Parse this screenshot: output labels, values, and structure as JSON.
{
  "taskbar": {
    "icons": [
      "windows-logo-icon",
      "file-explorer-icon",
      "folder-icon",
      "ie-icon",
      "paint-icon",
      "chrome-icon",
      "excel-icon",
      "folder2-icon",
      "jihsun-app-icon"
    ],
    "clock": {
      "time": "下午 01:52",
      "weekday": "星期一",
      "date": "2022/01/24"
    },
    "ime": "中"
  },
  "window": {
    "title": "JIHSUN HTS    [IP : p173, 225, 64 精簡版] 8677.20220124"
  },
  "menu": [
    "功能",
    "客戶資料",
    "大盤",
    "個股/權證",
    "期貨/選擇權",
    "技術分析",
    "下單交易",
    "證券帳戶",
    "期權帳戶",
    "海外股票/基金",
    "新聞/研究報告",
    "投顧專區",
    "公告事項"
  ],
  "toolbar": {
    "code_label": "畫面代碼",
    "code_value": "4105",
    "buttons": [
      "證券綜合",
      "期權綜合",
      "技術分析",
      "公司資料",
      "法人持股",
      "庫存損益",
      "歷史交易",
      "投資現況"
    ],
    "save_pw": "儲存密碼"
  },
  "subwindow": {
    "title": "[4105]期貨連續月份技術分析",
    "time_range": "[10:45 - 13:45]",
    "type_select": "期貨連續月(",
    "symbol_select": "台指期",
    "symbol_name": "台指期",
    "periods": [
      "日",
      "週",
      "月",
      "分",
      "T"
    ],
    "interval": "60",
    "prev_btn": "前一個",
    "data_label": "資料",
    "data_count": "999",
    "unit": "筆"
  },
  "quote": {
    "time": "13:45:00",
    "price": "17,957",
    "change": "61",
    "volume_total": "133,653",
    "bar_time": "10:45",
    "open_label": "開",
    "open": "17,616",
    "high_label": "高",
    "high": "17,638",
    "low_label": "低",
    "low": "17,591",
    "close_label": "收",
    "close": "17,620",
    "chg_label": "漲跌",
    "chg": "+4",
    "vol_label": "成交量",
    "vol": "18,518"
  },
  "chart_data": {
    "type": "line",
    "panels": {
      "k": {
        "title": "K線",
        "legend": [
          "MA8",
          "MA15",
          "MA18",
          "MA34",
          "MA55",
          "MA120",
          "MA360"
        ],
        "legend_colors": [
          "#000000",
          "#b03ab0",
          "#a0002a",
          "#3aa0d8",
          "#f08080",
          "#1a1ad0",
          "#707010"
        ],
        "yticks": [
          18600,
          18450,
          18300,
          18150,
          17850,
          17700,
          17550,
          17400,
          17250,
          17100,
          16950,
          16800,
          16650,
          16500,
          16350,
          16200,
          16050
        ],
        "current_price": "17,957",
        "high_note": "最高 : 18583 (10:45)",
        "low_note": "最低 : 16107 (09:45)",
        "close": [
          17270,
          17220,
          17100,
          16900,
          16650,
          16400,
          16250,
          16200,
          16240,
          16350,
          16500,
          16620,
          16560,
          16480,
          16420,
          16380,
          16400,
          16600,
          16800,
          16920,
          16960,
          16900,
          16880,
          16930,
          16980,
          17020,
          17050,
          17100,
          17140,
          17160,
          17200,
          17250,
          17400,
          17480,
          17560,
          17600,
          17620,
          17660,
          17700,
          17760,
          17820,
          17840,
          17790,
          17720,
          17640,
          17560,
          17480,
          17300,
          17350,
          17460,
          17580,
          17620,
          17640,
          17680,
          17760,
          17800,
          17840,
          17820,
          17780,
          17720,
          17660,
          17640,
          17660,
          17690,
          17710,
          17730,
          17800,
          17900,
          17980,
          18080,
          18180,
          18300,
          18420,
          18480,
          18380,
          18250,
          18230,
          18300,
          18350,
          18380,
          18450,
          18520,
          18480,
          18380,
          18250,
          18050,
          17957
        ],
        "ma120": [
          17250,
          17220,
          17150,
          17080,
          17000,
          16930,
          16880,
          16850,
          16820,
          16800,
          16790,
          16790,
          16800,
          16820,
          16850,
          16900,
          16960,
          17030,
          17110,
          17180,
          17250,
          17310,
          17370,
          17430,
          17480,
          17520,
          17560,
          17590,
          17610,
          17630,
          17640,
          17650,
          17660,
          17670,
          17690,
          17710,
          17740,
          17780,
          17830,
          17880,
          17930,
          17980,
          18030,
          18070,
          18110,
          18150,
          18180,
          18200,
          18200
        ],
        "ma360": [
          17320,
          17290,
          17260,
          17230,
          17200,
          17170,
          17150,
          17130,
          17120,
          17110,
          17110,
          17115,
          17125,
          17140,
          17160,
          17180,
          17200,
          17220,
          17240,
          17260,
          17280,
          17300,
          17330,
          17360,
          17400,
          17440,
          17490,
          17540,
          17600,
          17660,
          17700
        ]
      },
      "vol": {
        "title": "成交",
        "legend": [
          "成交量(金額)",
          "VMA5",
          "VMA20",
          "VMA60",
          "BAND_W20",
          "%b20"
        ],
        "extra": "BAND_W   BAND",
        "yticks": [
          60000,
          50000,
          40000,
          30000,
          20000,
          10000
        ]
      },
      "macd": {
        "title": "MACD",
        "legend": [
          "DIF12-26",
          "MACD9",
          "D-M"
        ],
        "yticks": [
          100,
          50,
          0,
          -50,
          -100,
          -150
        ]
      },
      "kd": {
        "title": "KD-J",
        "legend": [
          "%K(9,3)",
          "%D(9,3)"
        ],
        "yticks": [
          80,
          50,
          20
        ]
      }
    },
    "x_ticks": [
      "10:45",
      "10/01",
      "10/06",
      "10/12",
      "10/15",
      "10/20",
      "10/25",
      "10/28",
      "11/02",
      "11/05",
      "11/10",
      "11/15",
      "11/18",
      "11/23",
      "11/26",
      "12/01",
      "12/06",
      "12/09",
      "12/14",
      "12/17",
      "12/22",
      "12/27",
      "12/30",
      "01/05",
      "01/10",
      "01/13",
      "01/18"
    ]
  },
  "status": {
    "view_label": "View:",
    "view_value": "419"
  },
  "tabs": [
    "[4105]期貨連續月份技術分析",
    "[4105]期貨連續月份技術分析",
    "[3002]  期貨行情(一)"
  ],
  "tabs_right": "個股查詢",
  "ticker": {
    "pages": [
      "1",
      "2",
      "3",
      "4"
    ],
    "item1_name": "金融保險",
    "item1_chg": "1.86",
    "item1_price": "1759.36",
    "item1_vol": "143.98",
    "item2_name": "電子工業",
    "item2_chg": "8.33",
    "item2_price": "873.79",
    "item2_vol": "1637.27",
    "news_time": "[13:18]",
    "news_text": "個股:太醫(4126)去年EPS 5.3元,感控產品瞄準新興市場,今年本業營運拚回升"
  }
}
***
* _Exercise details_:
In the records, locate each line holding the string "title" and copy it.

* _Expected answer_:
    "title": "JIHSUN HTS    [IP : p173, 225, 64 精簡版] 8677.20220124"
    "title": "[4105]期貨連續月份技術分析",
        "title": "K線",
        "title": "成交",
        "title": "MACD",
        "title": "KD-J",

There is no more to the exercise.